  19. Pronunciation in Face-to-Face and Audio-Only Synchronous Computer-Mediated Learner Interactions

    Science.gov (United States)

    Loewen, Shawn; Isbell, Daniel R.

    2017-01-01

    Studies of learner-learner interactions have reported varying degrees of pronunciation-focused discourse, ranging from 1% (Bowles, Toth, & Adams, 2014) to 40% (Bueno-Alastuey, 2013). Including first language (L1) background, modality, and task as variables, this study investigates the role of pronunciation in learner-learner interactions.…

  20. Prior Knowledge Facilitates Mutual Gaze Convergence and Head Nodding Synchrony in Face-to-face Communication.

    Science.gov (United States)

    Thepsoonthorn, C; Yokozuka, T; Miura, S; Ogawa, K; Miyake, Y

    2016-12-02
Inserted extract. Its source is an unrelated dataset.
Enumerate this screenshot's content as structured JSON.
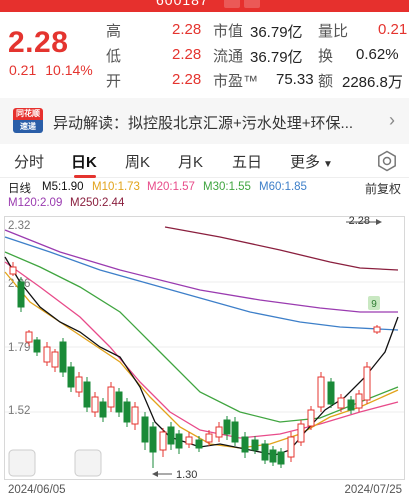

    As prior knowledge is claimed to be an essential key to achieve effective education, we are interested in exploring whether prior knowledge enhances communication effectiveness. To demonstrate the effects of prior knowledge, mutual gaze convergence and head nodding synchrony are observed as indicators of communication effectiveness. We conducted an experiment on lecture task between lecturer and student under 2 conditions: prior knowledge and non-prior knowledge. The students in prior knowledge condition were provided the basic information about the lecture content and were assessed their understanding by the experimenter before starting the lecture while the students in non-prior knowledge had none. The result shows that the interaction in prior knowledge condition establishes significantly higher mutual gaze convergence (t(15.03) = 6.72, p < 0.0001; α = 0.05, n = 20) and head nodding synchrony (t(16.67) = 1.83, p = 0.04; α = 0.05, n = 19) compared to non-prior knowledge condition. This study reveals that prior knowledge facilitates mutual gaze convergence and head nodding synchrony. Furthermore, the interaction with and without prior knowledge can be evaluated by measuring or observing mutual gaze convergence and head nodding synchrony.